The parallel with athletes is often used in the discussion of resilience, as it is with athletes that the pressure to perform is particularly evident. The ideal is champions who can perform well consistently. According to sports psychologists, the recipe for victory is 40% physical preparation and up to 60% mental preparation. This means that it is important for success to be able to sort things out in your head, to set yourself up for the role of a winner, to prepare for stressful situations and to be able to grasp them.

Taking this parallel from the sports arena to the corporate arena, physical preparation is replaced by the right data, information or spreadsheets. Resilience, in turn, will be increased by focusing on attitude and preparation, i.e. finding answers to questions such as: who will be our communication partner? How do we create an environment in which we both feel comfortable enough to be able to build a long-term and consistent relationship?

Perceiving and allowing ourselves to make mistakes

Zuzana also talks in the interview about the fact that mistakes along the way of learning to cope with stressful situations are understandable. "It's not just about listening to the person, but creating a win-win environment, i.e. reaching agreements rather than compromises. It might not work on the first try and that's okay. Because resilience is also about realizing that we are not perfect and not everything is going to be one hundred percent."

The concept of resilience stresses that it is normal not to know, but it is important to want to learn.

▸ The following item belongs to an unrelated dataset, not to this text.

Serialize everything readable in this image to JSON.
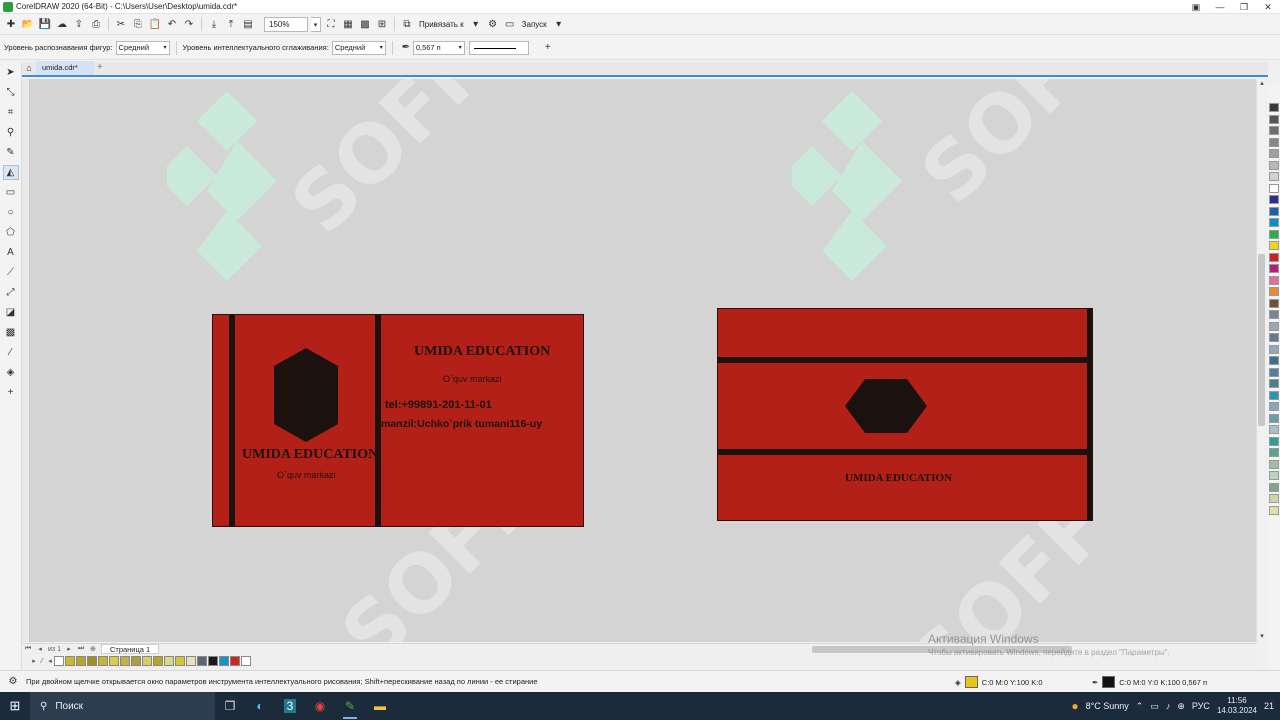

It creates an environment that allows people to make mistakes and then encourages them to learn. So it is not about the unquestioning acceptance of making mistakes, but a space in which people can make mistakes and grow. Because that is how innovation is found and leaders are created. Because you can't keep getting better results if you keep doing things the same way.

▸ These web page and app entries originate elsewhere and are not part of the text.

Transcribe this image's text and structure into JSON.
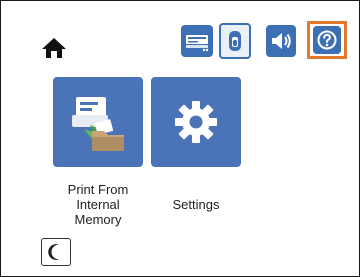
{
  "home": {
    "icon": "home-icon"
  },
  "status_bar": {
    "items": [
      {
        "name": "scanner-status-icon"
      },
      {
        "name": "ink-status-icon"
      },
      {
        "name": "sound-icon"
      },
      {
        "name": "help-icon"
      }
    ]
  },
  "tiles": [
    {
      "label_lines": [
        "Print From",
        "Internal",
        "Memory"
      ],
      "icon": "print-from-memory-icon"
    },
    {
      "label": "Settings",
      "icon": "gear-icon"
    }
  ],
  "sleep": {
    "icon": "moon-icon"
  },
  "colors": {
    "tile": "#4a73b8",
    "status": "#3d6fb5",
    "help_highlight": "#e07a2e"
  }
}
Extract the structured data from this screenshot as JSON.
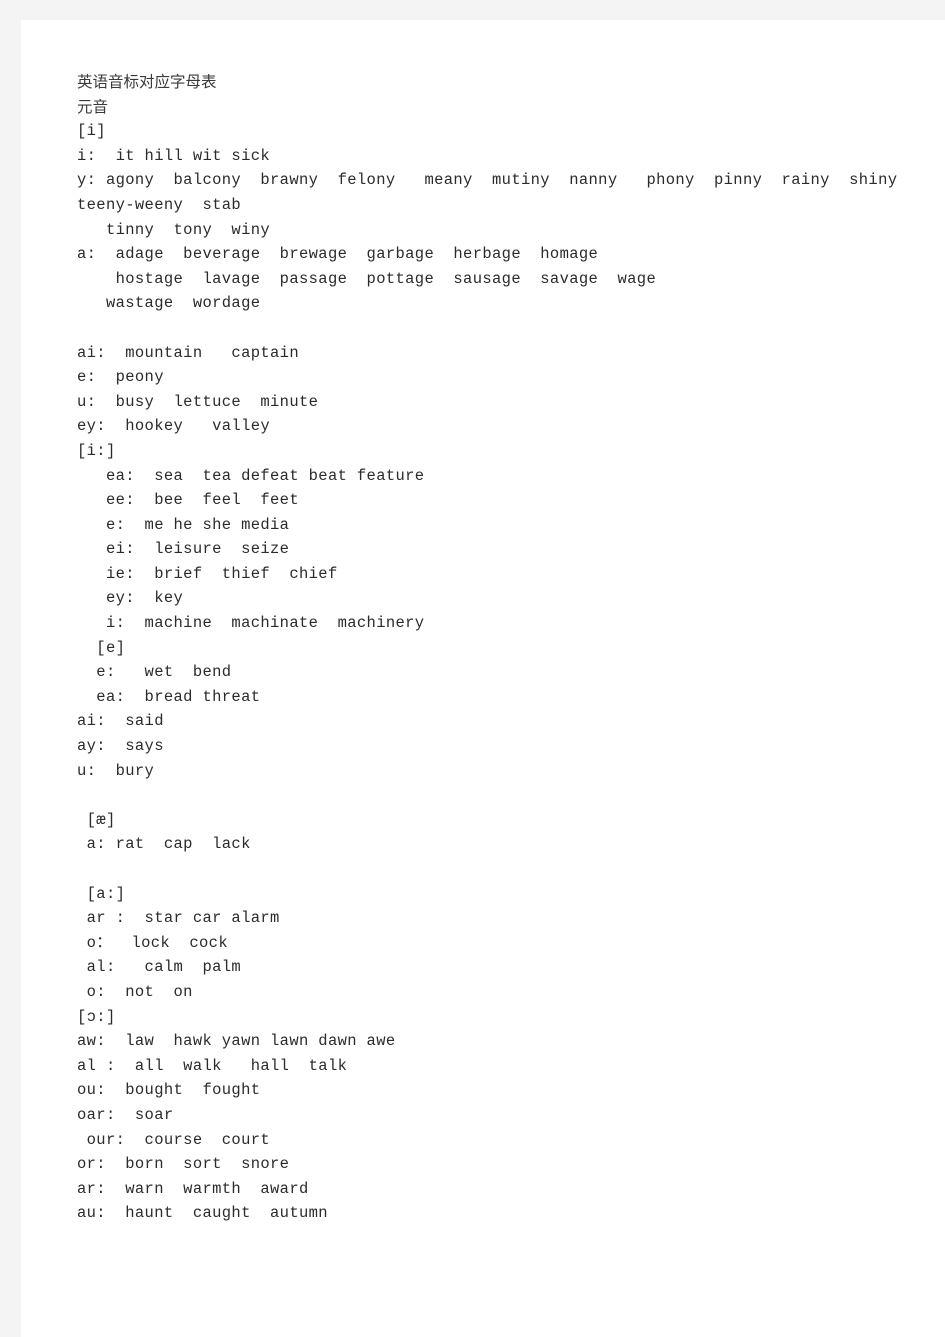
{
  "document": {
    "title_cn": "英语音标对应字母表",
    "section_heading_cn": "元音",
    "lines": [
      {
        "id": "title",
        "kind": "title",
        "text": "英语音标对应字母表"
      },
      {
        "id": "vowels-heading",
        "kind": "title",
        "text": "元音"
      },
      {
        "id": "sym-i",
        "kind": "symbol",
        "text": "[i]"
      },
      {
        "id": "i-i",
        "kind": "entry",
        "text": "i:  it hill wit sick"
      },
      {
        "id": "i-y-1",
        "kind": "entry",
        "text": "y: agony  balcony  brawny  felony   meany  mutiny  nanny   phony  pinny  rainy  shiny"
      },
      {
        "id": "i-y-2",
        "kind": "entry",
        "text": "teeny-weeny  stab"
      },
      {
        "id": "i-y-3",
        "kind": "entry",
        "text": "   tinny  tony  winy"
      },
      {
        "id": "i-a-1",
        "kind": "entry",
        "text": "a:  adage  beverage  brewage  garbage  herbage  homage"
      },
      {
        "id": "i-a-2",
        "kind": "entry",
        "text": "    hostage  lavage  passage  pottage  sausage  savage  wage"
      },
      {
        "id": "i-a-3",
        "kind": "entry",
        "text": "   wastage  wordage"
      },
      {
        "id": "blank-1",
        "kind": "blank",
        "text": " "
      },
      {
        "id": "i-ai",
        "kind": "entry",
        "text": "ai:  mountain   captain"
      },
      {
        "id": "i-e",
        "kind": "entry",
        "text": "e:  peony"
      },
      {
        "id": "i-u",
        "kind": "entry",
        "text": "u:  busy  lettuce  minute"
      },
      {
        "id": "i-ey",
        "kind": "entry",
        "text": "ey:  hookey   valley"
      },
      {
        "id": "sym-i-long",
        "kind": "symbol",
        "text": "[i:]"
      },
      {
        "id": "ilong-ea",
        "kind": "entry",
        "text": "   ea:  sea  tea defeat beat feature"
      },
      {
        "id": "ilong-ee",
        "kind": "entry",
        "text": "   ee:  bee  feel  feet"
      },
      {
        "id": "ilong-e",
        "kind": "entry",
        "text": "   e:  me he she media"
      },
      {
        "id": "ilong-ei",
        "kind": "entry",
        "text": "   ei:  leisure  seize"
      },
      {
        "id": "ilong-ie",
        "kind": "entry",
        "text": "   ie:  brief  thief  chief"
      },
      {
        "id": "ilong-ey",
        "kind": "entry",
        "text": "   ey:  key"
      },
      {
        "id": "ilong-i",
        "kind": "entry",
        "text": "   i:  machine  machinate  machinery"
      },
      {
        "id": "sym-e",
        "kind": "symbol",
        "text": "  [e]"
      },
      {
        "id": "e-e",
        "kind": "entry",
        "text": "  e:   wet  bend"
      },
      {
        "id": "e-ea",
        "kind": "entry",
        "text": "  ea:  bread threat"
      },
      {
        "id": "e-ai",
        "kind": "entry",
        "text": "ai:  said"
      },
      {
        "id": "e-ay",
        "kind": "entry",
        "text": "ay:  says"
      },
      {
        "id": "e-u",
        "kind": "entry",
        "text": "u:  bury"
      },
      {
        "id": "blank-2",
        "kind": "blank",
        "text": " "
      },
      {
        "id": "sym-ae",
        "kind": "symbol",
        "text": " [æ]"
      },
      {
        "id": "ae-a",
        "kind": "entry",
        "text": " a: rat  cap  lack"
      },
      {
        "id": "blank-3",
        "kind": "blank",
        "text": " "
      },
      {
        "id": "sym-a-long",
        "kind": "symbol",
        "text": " [a:]"
      },
      {
        "id": "along-ar",
        "kind": "entry",
        "text": " ar :  star car alarm"
      },
      {
        "id": "along-o-1",
        "kind": "entry",
        "text": " o：  lock  cock"
      },
      {
        "id": "along-al",
        "kind": "entry",
        "text": " al:   calm  palm"
      },
      {
        "id": "along-o-2",
        "kind": "entry",
        "text": " o:  not  on"
      },
      {
        "id": "sym-open-o-long",
        "kind": "symbol",
        "text": "[ɔ:]"
      },
      {
        "id": "oo-aw",
        "kind": "entry",
        "text": "aw:  law  hawk yawn lawn dawn awe"
      },
      {
        "id": "oo-al",
        "kind": "entry",
        "text": "al :  all  walk   hall  talk"
      },
      {
        "id": "oo-ou",
        "kind": "entry",
        "text": "ou:  bought  fought"
      },
      {
        "id": "oo-oar",
        "kind": "entry",
        "text": "oar:  soar"
      },
      {
        "id": "oo-our",
        "kind": "entry",
        "text": " our:  course  court"
      },
      {
        "id": "oo-or",
        "kind": "entry",
        "text": "or:  born  sort  snore"
      },
      {
        "id": "oo-ar",
        "kind": "entry",
        "text": "ar:  warn  warmth  award"
      },
      {
        "id": "oo-au",
        "kind": "entry",
        "text": "au:  haunt  caught  autumn"
      }
    ]
  },
  "colors": {
    "page_background": "#ffffff",
    "margin_band": "#f4f4f4",
    "text": "#2b2b2b",
    "title_text": "#3a3a3a"
  }
}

Up to 96% of our day's activities are done on "autopilot" - not just physical activities like making coffee or brushing our teeth, but also when it comes to thinking. "Our level of resilience is equal to our level of thinking. Despite the fact that we as humans are emotional beings, it is important to make decisions after considering rational arguments, i.e. putting emphasis on the fact that the brain is our CEO. Many times we think that thought equals reality, but this can be conditioned by various traps of our mind," confirms Zuzana.

Building resilience teaches how to become aware of these traps, step out of the tried and tested boxes and think about the problem differently. It also teaches how to stop in a stressful situation, take a breath, step back from it, not react aggressively, yet not suppress emotions, but process them. The observation of psychologist Susan David from Harvard University is true for every human being, namely that it is impossible not to experience an emotion. However, with resilience it is possible to decide how to experience it.

Listen to the whole episode called Resilience in the company and at home by Jana Sliacka and CVmango on your favourite audio platform. The episode is available in the Slovak language.

Listen to the web version